START Exercise data

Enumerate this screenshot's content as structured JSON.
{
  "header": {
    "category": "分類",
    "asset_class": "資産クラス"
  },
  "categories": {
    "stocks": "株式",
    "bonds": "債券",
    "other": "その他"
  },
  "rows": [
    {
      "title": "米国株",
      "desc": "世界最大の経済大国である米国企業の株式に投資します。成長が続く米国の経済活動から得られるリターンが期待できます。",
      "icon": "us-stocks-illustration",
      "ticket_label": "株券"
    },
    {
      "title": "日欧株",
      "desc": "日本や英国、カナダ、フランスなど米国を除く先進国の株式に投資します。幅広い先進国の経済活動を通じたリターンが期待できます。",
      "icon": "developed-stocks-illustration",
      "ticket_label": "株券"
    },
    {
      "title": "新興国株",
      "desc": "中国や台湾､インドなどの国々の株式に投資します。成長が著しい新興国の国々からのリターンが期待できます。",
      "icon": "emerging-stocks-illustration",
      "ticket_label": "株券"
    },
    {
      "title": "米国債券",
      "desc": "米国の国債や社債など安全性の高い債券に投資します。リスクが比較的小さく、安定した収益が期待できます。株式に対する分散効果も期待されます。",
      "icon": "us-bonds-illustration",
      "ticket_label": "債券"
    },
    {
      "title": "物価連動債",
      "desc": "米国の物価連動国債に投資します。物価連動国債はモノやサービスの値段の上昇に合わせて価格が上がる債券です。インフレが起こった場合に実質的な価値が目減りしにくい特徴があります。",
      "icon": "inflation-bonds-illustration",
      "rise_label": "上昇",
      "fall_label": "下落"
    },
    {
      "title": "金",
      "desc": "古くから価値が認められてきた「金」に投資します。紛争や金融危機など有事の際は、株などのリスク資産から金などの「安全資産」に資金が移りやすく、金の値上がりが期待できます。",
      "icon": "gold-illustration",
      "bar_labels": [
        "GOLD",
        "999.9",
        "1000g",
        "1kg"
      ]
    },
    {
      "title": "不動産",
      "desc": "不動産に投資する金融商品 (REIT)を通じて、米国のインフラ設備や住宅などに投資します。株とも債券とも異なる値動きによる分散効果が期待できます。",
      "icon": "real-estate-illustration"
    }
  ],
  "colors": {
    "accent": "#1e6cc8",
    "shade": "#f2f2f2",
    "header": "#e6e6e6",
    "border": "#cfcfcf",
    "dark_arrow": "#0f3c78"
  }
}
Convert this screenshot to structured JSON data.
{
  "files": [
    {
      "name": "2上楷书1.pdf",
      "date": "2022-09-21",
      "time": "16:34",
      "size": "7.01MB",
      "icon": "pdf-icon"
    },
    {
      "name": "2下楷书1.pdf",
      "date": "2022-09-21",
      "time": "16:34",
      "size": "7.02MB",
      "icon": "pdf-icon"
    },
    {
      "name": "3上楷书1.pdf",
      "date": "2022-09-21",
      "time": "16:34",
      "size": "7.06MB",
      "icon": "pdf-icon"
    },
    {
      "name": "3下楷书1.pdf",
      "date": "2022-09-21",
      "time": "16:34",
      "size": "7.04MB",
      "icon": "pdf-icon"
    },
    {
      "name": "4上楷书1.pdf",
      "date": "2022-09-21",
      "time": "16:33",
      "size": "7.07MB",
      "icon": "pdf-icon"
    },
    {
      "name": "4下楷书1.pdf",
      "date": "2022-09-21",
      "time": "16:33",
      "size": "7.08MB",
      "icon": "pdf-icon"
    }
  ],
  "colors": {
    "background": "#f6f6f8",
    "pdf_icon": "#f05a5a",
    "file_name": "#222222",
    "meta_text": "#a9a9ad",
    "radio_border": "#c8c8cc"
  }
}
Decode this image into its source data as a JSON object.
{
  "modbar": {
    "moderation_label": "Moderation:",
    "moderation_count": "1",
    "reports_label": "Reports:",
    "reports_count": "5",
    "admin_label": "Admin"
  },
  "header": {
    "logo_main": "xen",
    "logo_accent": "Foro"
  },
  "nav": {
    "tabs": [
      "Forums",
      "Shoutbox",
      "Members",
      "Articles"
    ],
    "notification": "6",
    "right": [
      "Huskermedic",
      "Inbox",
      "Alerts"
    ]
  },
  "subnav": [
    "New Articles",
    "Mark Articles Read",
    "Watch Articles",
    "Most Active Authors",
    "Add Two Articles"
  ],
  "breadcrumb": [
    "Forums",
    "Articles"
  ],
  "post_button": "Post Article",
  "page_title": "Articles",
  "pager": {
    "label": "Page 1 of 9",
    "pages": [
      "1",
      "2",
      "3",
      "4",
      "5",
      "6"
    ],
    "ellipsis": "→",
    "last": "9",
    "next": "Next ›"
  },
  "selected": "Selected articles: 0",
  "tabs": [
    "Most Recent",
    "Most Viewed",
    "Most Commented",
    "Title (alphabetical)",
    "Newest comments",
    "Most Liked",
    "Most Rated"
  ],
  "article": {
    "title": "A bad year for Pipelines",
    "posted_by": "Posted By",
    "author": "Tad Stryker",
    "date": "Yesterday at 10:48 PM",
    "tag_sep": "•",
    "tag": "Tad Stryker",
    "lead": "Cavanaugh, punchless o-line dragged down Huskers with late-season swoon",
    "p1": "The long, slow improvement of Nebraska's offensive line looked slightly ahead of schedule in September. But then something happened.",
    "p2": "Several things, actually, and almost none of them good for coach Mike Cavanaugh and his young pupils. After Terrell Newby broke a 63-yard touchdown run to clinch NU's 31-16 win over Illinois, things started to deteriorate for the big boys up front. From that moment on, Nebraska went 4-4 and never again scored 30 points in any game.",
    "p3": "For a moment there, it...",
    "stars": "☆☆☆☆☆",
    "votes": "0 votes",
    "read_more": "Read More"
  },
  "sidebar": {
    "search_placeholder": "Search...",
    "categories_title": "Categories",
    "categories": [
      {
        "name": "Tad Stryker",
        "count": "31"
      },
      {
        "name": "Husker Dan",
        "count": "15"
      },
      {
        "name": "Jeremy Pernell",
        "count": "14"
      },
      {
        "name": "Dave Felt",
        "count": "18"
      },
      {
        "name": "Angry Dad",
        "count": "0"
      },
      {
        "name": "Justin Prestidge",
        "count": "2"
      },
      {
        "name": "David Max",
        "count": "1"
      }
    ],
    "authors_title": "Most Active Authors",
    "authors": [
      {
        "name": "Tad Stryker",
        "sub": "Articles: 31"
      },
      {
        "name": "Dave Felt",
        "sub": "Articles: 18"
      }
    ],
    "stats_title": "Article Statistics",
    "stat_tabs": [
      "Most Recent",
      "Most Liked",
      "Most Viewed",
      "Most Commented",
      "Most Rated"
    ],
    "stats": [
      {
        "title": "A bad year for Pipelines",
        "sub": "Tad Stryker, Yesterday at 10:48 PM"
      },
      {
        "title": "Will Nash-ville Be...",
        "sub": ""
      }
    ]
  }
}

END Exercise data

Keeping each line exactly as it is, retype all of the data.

Enumerate this screenshot's content as structured JSON.
{
  "header": {
    "category": "分類",
    "asset_class": "資産クラス"
  },
  "categories": {
    "stocks": "株式",
    "bonds": "債券",
    "other": "その他"
  },
  "rows": [
    {
      "title": "米国株",
      "desc": "世界最大の経済大国である米国企業の株式に投資します。成長が続く米国の経済活動から得られるリターンが期待できます。",
      "icon": "us-stocks-illustration",
      "ticket_label": "株券"
    },
    {
      "title": "日欧株",
      "desc": "日本や英国、カナダ、フランスなど米国を除く先進国の株式に投資します。幅広い先進国の経済活動を通じたリターンが期待できます。",
      "icon": "developed-stocks-illustration",
      "ticket_label": "株券"
    },
    {
      "title": "新興国株",
      "desc": "中国や台湾､インドなどの国々の株式に投資します。成長が著しい新興国の国々からのリターンが期待できます。",
      "icon": "emerging-stocks-illustration",
      "ticket_label": "株券"
    },
    {
      "title": "米国債券",
      "desc": "米国の国債や社債など安全性の高い債券に投資します。リスクが比較的小さく、安定した収益が期待できます。株式に対する分散効果も期待されます。",
      "icon": "us-bonds-illustration",
      "ticket_label": "債券"
    },
    {
      "title": "物価連動債",
      "desc": "米国の物価連動国債に投資します。物価連動国債はモノやサービスの値段の上昇に合わせて価格が上がる債券です。インフレが起こった場合に実質的な価値が目減りしにくい特徴があります。",
      "icon": "inflation-bonds-illustration",
      "rise_label": "上昇",
      "fall_label": "下落"
    },
    {
      "title": "金",
      "desc": "古くから価値が認められてきた「金」に投資します。紛争や金融危機など有事の際は、株などのリスク資産から金などの「安全資産」に資金が移りやすく、金の値上がりが期待できます。",
      "icon": "gold-illustration",
      "bar_labels": [
        "GOLD",
        "999.9",
        "1000g",
        "1kg"
      ]
    },
    {
      "title": "不動産",
      "desc": "不動産に投資する金融商品 (REIT)を通じて、米国のインフラ設備や住宅などに投資します。株とも債券とも異なる値動きによる分散効果が期待できます。",
      "icon": "real-estate-illustration"
    }
  ],
  "colors": {
    "accent": "#1e6cc8",
    "shade": "#f2f2f2",
    "header": "#e6e6e6",
    "border": "#cfcfcf",
    "dark_arrow": "#0f3c78"
  }
}
Convert this screenshot to structured JSON data.
{
  "files": [
    {
      "name": "2上楷书1.pdf",
      "date": "2022-09-21",
      "time": "16:34",
      "size": "7.01MB",
      "icon": "pdf-icon"
    },
    {
      "name": "2下楷书1.pdf",
      "date": "2022-09-21",
      "time": "16:34",
      "size": "7.02MB",
      "icon": "pdf-icon"
    },
    {
      "name": "3上楷书1.pdf",
      "date": "2022-09-21",
      "time": "16:34",
      "size": "7.06MB",
      "icon": "pdf-icon"
    },
    {
      "name": "3下楷书1.pdf",
      "date": "2022-09-21",
      "time": "16:34",
      "size": "7.04MB",
      "icon": "pdf-icon"
    },
    {
      "name": "4上楷书1.pdf",
      "date": "2022-09-21",
      "time": "16:33",
      "size": "7.07MB",
      "icon": "pdf-icon"
    },
    {
      "name": "4下楷书1.pdf",
      "date": "2022-09-21",
      "time": "16:33",
      "size": "7.08MB",
      "icon": "pdf-icon"
    }
  ],
  "colors": {
    "background": "#f6f6f8",
    "pdf_icon": "#f05a5a",
    "file_name": "#222222",
    "meta_text": "#a9a9ad",
    "radio_border": "#c8c8cc"
  }
}
Decode this image into its source data as a JSON object.
{
  "modbar": {
    "moderation_label": "Moderation:",
    "moderation_count": "1",
    "reports_label": "Reports:",
    "reports_count": "5",
    "admin_label": "Admin"
  },
  "header": {
    "logo_main": "xen",
    "logo_accent": "Foro"
  },
  "nav": {
    "tabs": [
      "Forums",
      "Shoutbox",
      "Members",
      "Articles"
    ],
    "notification": "6",
    "right": [
      "Huskermedic",
      "Inbox",
      "Alerts"
    ]
  },
  "subnav": [
    "New Articles",
    "Mark Articles Read",
    "Watch Articles",
    "Most Active Authors",
    "Add Two Articles"
  ],
  "breadcrumb": [
    "Forums",
    "Articles"
  ],
  "post_button": "Post Article",
  "page_title": "Articles",
  "pager": {
    "label": "Page 1 of 9",
    "pages": [
      "1",
      "2",
      "3",
      "4",
      "5",
      "6"
    ],
    "ellipsis": "→",
    "last": "9",
    "next": "Next ›"
  },
  "selected": "Selected articles: 0",
  "tabs": [
    "Most Recent",
    "Most Viewed",
    "Most Commented",
    "Title (alphabetical)",
    "Newest comments",
    "Most Liked",
    "Most Rated"
  ],
  "article": {
    "title": "A bad year for Pipelines",
    "posted_by": "Posted By",
    "author": "Tad Stryker",
    "date": "Yesterday at 10:48 PM",
    "tag_sep": "•",
    "tag": "Tad Stryker",
    "lead": "Cavanaugh, punchless o-line dragged down Huskers with late-season swoon",
    "p1": "The long, slow improvement of Nebraska's offensive line looked slightly ahead of schedule in September. But then something happened.",
    "p2": "Several things, actually, and almost none of them good for coach Mike Cavanaugh and his young pupils. After Terrell Newby broke a 63-yard touchdown run to clinch NU's 31-16 win over Illinois, things started to deteriorate for the big boys up front. From that moment on, Nebraska went 4-4 and never again scored 30 points in any game.",
    "p3": "For a moment there, it...",
    "stars": "☆☆☆☆☆",
    "votes": "0 votes",
    "read_more": "Read More"
  },
  "sidebar": {
    "search_placeholder": "Search...",
    "categories_title": "Categories",
    "categories": [
      {
        "name": "Tad Stryker",
        "count": "31"
      },
      {
        "name": "Husker Dan",
        "count": "15"
      },
      {
        "name": "Jeremy Pernell",
        "count": "14"
      },
      {
        "name": "Dave Felt",
        "count": "18"
      },
      {
        "name": "Angry Dad",
        "count": "0"
      },
      {
        "name": "Justin Prestidge",
        "count": "2"
      },
      {
        "name": "David Max",
        "count": "1"
      }
    ],
    "authors_title": "Most Active Authors",
    "authors": [
      {
        "name": "Tad Stryker",
        "sub": "Articles: 31"
      },
      {
        "name": "Dave Felt",
        "sub": "Articles: 18"
      }
    ],
    "stats_title": "Article Statistics",
    "stat_tabs": [
      "Most Recent",
      "Most Liked",
      "Most Viewed",
      "Most Commented",
      "Most Rated"
    ],
    "stats": [
      {
        "title": "A bad year for Pipelines",
        "sub": "Tad Stryker, Yesterday at 10:48 PM"
      },
      {
        "title": "Will Nash-ville Be...",
        "sub": ""
      }
    ]
  }
}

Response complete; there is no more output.